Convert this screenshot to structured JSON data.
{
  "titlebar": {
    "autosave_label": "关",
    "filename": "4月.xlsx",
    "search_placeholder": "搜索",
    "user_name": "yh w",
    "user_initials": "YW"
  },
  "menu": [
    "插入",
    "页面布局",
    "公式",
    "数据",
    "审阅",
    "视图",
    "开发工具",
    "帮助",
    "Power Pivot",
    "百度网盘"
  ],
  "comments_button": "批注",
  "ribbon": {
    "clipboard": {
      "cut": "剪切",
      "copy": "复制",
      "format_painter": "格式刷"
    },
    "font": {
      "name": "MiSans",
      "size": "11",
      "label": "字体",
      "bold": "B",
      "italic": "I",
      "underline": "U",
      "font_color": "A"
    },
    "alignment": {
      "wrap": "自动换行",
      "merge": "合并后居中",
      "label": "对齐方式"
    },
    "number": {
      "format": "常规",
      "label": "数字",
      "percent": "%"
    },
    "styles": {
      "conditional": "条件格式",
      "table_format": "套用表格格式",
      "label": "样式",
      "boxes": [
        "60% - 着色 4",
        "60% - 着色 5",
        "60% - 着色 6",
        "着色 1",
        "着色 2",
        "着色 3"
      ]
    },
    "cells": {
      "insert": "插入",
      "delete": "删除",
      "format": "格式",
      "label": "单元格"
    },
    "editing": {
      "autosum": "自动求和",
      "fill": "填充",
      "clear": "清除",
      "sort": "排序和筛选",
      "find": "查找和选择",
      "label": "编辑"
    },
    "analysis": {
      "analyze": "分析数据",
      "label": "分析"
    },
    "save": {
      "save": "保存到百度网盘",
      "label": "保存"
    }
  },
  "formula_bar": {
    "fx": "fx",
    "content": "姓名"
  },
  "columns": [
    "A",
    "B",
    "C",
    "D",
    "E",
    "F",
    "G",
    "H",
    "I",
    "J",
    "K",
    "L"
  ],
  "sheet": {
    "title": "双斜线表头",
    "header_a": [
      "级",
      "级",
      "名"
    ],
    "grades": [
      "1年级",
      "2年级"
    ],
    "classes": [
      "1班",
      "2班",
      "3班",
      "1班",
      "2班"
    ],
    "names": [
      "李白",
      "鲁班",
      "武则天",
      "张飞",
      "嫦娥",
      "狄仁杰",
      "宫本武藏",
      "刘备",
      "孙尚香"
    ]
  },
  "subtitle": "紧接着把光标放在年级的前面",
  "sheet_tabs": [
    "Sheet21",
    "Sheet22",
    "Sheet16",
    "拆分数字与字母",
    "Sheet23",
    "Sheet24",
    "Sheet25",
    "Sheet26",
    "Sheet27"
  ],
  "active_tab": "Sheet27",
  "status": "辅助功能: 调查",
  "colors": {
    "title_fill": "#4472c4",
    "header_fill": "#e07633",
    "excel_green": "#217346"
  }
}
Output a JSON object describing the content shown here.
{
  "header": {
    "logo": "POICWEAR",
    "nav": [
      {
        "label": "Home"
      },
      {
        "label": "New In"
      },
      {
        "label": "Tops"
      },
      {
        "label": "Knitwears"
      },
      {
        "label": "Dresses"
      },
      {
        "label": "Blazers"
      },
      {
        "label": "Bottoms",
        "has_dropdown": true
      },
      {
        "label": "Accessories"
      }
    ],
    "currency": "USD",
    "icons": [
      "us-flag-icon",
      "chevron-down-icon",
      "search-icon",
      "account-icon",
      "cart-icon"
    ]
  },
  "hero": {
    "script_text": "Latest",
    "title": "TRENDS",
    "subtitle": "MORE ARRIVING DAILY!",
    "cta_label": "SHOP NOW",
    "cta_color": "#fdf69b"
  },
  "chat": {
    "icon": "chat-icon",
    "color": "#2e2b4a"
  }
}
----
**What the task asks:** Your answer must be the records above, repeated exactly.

**Task output:**
Convert this screenshot to structured JSON data.
{
  "titlebar": {
    "autosave_label": "关",
    "filename": "4月.xlsx",
    "search_placeholder": "搜索",
    "user_name": "yh w",
    "user_initials": "YW"
  },
  "menu": [
    "插入",
    "页面布局",
    "公式",
    "数据",
    "审阅",
    "视图",
    "开发工具",
    "帮助",
    "Power Pivot",
    "百度网盘"
  ],
  "comments_button": "批注",
  "ribbon": {
    "clipboard": {
      "cut": "剪切",
      "copy": "复制",
      "format_painter": "格式刷"
    },
    "font": {
      "name": "MiSans",
      "size": "11",
      "label": "字体",
      "bold": "B",
      "italic": "I",
      "underline": "U",
      "font_color": "A"
    },
    "alignment": {
      "wrap": "自动换行",
      "merge": "合并后居中",
      "label": "对齐方式"
    },
    "number": {
      "format": "常规",
      "label": "数字",
      "percent": "%"
    },
    "styles": {
      "conditional": "条件格式",
      "table_format": "套用表格格式",
      "label": "样式",
      "boxes": [
        "60% - 着色 4",
        "60% - 着色 5",
        "60% - 着色 6",
        "着色 1",
        "着色 2",
        "着色 3"
      ]
    },
    "cells": {
      "insert": "插入",
      "delete": "删除",
      "format": "格式",
      "label": "单元格"
    },
    "editing": {
      "autosum": "自动求和",
      "fill": "填充",
      "clear": "清除",
      "sort": "排序和筛选",
      "find": "查找和选择",
      "label": "编辑"
    },
    "analysis": {
      "analyze": "分析数据",
      "label": "分析"
    },
    "save": {
      "save": "保存到百度网盘",
      "label": "保存"
    }
  },
  "formula_bar": {
    "fx": "fx",
    "content": "姓名"
  },
  "columns": [
    "A",
    "B",
    "C",
    "D",
    "E",
    "F",
    "G",
    "H",
    "I",
    "J",
    "K",
    "L"
  ],
  "sheet": {
    "title": "双斜线表头",
    "header_a": [
      "级",
      "级",
      "名"
    ],
    "grades": [
      "1年级",
      "2年级"
    ],
    "classes": [
      "1班",
      "2班",
      "3班",
      "1班",
      "2班"
    ],
    "names": [
      "李白",
      "鲁班",
      "武则天",
      "张飞",
      "嫦娥",
      "狄仁杰",
      "宫本武藏",
      "刘备",
      "孙尚香"
    ]
  },
  "subtitle": "紧接着把光标放在年级的前面",
  "sheet_tabs": [
    "Sheet21",
    "Sheet22",
    "Sheet16",
    "拆分数字与字母",
    "Sheet23",
    "Sheet24",
    "Sheet25",
    "Sheet26",
    "Sheet27"
  ],
  "active_tab": "Sheet27",
  "status": "辅助功能: 调查",
  "colors": {
    "title_fill": "#4472c4",
    "header_fill": "#e07633",
    "excel_green": "#217346"
  }
}
Output a JSON object describing the content shown here.
{
  "header": {
    "logo": "POICWEAR",
    "nav": [
      {
        "label": "Home"
      },
      {
        "label": "New In"
      },
      {
        "label": "Tops"
      },
      {
        "label": "Knitwears"
      },
      {
        "label": "Dresses"
      },
      {
        "label": "Blazers"
      },
      {
        "label": "Bottoms",
        "has_dropdown": true
      },
      {
        "label": "Accessories"
      }
    ],
    "currency": "USD",
    "icons": [
      "us-flag-icon",
      "chevron-down-icon",
      "search-icon",
      "account-icon",
      "cart-icon"
    ]
  },
  "hero": {
    "script_text": "Latest",
    "title": "TRENDS",
    "subtitle": "MORE ARRIVING DAILY!",
    "cta_label": "SHOP NOW",
    "cta_color": "#fdf69b"
  },
  "chat": {
    "icon": "chat-icon",
    "color": "#2e2b4a"
  }
}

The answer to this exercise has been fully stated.